As we grew up, the story went, so did Spielberg. For some, he got too big for his britches, making serious “adult” films that dealt with race, the Holocaust, World War II. He even dared to adapt and emulate the holy Kubrick and make a film about Israel-Palestine. At this point, it should be clear that Spielberg cannot be pigeonholed or underestimated, and that his identity as a filmmaker is as bound to films like The Color Purple, Schindler’s List, Amistad, and Munich as much as Close Encounters, E.T., Raiders of the Lost Ark, and War of the Worlds.

Doing right by Spielberg in the Reverse Shot tradition doesn’t mean hagiography. A series of reaffirmations of Spielberg’s genius would be just as reductive and dull as endless essays on his alleged conservatism, and his “limited” focus on childhood and the family. The plurality of voices that Reverse Shot has become now affords us the opportunity, nearly a decade on, to really look at what makes this mega-mogul-cum-auteur (a true rarity) tick. In these pages you’ll find detractors mingling with boosters, those who believe his filmmaking is a tyranny as much as a blessing.

In 2003 we wrote, “Spielberg is coming off a two-year golden streak that has heightened the inherent schism in his career: Minority Report (dystopic roller-coaster ride or serious political inquiry?), Catch Me If You Can (flippant nostalgic breeze or melancholy rumination on withering patriarchy?), and, most dramatically, A.I. Artificial Intelligence, have all pushed the director (who publicly disavows auteurism itself, preferring to think of film as a collaborative medium) into even more contentious realms of audience response.” The divisive response to his films hasn’t changed much over the years, especially to his stunningly dark 2005 twofer of War of the Worlds and Munich.

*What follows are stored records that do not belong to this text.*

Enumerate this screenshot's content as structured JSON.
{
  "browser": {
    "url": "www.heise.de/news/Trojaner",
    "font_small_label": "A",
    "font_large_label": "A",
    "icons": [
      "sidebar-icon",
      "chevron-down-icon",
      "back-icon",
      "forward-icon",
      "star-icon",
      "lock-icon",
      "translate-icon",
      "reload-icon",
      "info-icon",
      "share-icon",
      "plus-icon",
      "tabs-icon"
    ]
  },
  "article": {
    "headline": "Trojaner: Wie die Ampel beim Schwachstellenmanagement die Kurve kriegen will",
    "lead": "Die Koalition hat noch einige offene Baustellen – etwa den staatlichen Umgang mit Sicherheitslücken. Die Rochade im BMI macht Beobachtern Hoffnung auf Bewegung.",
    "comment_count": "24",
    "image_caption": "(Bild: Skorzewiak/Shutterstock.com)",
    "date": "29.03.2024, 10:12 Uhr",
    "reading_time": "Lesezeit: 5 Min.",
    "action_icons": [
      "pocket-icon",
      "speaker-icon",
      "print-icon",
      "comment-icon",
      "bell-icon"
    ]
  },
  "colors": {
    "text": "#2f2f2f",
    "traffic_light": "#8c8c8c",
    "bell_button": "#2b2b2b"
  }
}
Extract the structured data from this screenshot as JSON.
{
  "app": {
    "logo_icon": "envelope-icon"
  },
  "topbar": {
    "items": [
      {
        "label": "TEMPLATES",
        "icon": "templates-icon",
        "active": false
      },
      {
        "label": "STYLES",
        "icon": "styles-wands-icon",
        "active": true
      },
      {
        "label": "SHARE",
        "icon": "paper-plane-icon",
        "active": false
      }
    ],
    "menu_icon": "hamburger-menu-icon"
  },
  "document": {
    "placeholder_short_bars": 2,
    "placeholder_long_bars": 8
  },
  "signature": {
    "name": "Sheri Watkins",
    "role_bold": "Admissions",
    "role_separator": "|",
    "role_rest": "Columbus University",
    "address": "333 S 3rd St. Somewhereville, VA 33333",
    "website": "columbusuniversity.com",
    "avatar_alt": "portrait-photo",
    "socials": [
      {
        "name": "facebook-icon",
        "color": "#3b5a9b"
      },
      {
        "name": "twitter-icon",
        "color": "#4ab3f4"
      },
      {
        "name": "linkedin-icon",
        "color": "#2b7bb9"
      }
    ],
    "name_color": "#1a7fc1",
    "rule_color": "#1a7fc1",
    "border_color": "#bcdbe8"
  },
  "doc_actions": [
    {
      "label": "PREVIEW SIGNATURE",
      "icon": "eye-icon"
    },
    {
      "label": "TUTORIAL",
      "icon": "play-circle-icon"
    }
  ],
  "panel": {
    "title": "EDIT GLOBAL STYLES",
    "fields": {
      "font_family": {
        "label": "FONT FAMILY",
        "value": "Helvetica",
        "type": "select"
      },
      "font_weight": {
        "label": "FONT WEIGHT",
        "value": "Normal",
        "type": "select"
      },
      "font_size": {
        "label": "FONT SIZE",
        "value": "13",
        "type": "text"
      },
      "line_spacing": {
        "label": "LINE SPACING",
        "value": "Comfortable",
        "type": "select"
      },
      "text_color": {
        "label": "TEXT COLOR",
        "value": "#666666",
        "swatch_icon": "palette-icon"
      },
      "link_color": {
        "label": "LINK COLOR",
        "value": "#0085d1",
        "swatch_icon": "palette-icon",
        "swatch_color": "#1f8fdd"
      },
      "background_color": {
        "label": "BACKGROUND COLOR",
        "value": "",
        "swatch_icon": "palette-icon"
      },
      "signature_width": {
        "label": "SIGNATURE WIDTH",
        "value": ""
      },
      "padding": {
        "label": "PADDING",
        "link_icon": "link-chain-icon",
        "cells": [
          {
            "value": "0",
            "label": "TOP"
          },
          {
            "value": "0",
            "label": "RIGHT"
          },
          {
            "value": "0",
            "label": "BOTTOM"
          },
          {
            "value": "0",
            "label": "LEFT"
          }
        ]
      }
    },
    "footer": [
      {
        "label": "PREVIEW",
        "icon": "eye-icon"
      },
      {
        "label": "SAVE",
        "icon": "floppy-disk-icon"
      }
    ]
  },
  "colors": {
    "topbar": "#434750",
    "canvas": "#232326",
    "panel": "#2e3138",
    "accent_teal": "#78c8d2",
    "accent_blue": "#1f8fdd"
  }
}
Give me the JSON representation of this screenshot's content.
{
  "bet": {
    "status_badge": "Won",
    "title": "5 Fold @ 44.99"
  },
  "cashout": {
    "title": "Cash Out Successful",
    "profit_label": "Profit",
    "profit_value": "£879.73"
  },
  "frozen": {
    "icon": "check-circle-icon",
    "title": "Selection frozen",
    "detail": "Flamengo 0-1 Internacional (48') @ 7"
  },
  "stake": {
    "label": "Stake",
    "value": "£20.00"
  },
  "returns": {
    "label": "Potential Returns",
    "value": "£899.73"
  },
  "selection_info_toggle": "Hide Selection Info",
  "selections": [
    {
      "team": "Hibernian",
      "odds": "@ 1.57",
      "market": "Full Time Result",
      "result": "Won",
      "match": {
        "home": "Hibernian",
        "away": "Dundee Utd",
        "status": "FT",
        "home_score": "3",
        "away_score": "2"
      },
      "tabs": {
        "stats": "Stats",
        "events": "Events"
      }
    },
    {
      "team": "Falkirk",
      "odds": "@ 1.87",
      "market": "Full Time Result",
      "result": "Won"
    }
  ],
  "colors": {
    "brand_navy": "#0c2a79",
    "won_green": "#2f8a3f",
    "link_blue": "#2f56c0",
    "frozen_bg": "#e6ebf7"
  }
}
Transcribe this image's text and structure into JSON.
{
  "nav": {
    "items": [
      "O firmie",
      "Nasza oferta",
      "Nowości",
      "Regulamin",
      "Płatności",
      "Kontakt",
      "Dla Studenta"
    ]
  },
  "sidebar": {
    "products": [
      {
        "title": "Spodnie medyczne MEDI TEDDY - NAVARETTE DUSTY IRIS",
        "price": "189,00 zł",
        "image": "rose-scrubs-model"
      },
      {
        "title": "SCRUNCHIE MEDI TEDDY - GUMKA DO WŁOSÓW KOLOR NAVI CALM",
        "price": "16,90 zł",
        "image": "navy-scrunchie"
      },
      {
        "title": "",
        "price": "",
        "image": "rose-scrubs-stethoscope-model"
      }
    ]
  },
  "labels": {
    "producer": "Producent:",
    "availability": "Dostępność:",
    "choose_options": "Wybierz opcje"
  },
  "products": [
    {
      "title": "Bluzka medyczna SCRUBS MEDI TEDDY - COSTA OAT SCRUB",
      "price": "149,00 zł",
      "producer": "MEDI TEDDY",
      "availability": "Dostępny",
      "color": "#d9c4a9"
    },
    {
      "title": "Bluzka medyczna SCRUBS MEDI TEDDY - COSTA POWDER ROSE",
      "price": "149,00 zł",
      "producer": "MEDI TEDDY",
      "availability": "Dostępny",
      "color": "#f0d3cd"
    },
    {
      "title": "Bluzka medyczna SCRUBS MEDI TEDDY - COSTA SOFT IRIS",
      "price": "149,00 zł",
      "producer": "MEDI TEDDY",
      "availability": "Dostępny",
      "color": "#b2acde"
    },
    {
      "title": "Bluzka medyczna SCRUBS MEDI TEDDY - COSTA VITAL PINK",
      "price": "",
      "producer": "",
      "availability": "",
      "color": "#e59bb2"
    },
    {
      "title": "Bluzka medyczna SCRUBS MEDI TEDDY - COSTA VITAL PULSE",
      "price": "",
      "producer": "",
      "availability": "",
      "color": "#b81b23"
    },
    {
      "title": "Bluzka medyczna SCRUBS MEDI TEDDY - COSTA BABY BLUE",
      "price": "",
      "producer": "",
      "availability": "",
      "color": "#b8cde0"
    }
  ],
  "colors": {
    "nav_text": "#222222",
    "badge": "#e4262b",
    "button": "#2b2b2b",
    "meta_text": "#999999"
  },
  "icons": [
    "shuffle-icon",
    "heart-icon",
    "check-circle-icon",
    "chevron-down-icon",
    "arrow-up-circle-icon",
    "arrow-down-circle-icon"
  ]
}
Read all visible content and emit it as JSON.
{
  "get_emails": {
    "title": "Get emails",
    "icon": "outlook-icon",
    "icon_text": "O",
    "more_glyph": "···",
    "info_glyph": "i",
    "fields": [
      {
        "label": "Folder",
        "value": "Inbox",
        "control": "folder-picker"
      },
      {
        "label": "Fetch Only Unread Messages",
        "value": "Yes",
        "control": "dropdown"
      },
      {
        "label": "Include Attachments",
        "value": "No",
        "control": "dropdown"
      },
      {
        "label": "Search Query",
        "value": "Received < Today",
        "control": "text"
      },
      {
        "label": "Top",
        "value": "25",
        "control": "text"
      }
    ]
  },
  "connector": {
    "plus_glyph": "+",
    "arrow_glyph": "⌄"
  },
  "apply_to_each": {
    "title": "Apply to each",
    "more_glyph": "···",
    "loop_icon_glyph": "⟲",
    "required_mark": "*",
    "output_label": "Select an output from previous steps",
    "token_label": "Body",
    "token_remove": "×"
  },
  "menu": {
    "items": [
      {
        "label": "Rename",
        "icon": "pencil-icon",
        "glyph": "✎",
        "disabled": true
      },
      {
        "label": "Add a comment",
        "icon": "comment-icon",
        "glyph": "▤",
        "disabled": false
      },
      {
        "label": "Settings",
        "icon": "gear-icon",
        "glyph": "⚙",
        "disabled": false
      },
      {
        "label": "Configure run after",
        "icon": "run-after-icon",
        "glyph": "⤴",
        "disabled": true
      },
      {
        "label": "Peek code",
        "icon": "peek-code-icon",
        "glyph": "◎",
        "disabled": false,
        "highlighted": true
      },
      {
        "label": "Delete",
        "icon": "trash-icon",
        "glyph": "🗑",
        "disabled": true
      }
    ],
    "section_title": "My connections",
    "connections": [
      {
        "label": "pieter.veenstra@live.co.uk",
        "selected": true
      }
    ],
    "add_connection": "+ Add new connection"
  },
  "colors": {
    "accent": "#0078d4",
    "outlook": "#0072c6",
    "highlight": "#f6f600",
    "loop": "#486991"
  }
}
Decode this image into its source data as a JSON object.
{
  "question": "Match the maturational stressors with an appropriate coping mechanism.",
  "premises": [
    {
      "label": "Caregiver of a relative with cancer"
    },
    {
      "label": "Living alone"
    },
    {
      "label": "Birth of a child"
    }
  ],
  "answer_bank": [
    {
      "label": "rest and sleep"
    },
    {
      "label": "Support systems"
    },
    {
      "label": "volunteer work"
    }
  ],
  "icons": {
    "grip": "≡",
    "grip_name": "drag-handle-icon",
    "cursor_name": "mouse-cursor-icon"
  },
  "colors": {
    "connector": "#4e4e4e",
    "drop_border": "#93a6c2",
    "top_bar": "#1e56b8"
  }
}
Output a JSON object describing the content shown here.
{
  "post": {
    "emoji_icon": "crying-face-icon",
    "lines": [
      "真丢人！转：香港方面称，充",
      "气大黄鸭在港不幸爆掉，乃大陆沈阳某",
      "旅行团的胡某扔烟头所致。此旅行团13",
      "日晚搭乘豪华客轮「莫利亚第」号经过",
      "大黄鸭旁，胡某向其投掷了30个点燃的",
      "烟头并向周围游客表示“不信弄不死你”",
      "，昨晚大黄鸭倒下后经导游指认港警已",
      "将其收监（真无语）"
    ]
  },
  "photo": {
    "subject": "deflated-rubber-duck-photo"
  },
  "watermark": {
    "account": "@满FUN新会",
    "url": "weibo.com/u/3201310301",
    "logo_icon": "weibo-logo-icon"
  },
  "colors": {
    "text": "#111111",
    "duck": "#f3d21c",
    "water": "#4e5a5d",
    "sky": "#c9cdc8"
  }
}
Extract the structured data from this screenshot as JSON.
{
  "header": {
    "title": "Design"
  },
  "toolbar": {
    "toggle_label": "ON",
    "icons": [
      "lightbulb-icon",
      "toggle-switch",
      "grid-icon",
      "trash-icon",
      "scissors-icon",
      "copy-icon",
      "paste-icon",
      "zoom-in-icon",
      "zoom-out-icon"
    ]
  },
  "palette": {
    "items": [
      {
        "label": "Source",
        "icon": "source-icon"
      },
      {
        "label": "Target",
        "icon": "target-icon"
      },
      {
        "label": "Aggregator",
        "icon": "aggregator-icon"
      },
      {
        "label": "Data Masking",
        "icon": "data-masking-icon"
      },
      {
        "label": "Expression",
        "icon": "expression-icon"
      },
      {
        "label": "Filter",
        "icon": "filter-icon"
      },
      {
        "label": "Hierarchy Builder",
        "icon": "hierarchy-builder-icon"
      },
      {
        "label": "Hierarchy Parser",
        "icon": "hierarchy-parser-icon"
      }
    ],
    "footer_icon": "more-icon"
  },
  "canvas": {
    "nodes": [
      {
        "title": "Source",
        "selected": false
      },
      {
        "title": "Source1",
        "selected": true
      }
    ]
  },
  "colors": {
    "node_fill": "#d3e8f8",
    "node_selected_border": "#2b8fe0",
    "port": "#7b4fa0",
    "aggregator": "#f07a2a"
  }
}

In 2012 we think the best we can do for Spielberg is simply look at his career, from the beginning to the end: perhaps in this progression is the key to who this artist is and what he’s wrought. Cycling from television to action blockbusters to human dramas to historical epics and back again, Spielberg has been something of a journeyman whose transformative effect on cinema has been gradual but definitive. He makes us cry, even if we don't always trust our tears, and makes our jaws drop even if we feel toyed with. There’s truth even in his most fanciful moments, and fanciful moments even in his most seemingly sober works. There’s history in his goofy action adventures, and goofiness in his history. Love him, hate him, or begrudgingly admire him, there is no American filmmaker who so decisively changed the landscape of moviemaking.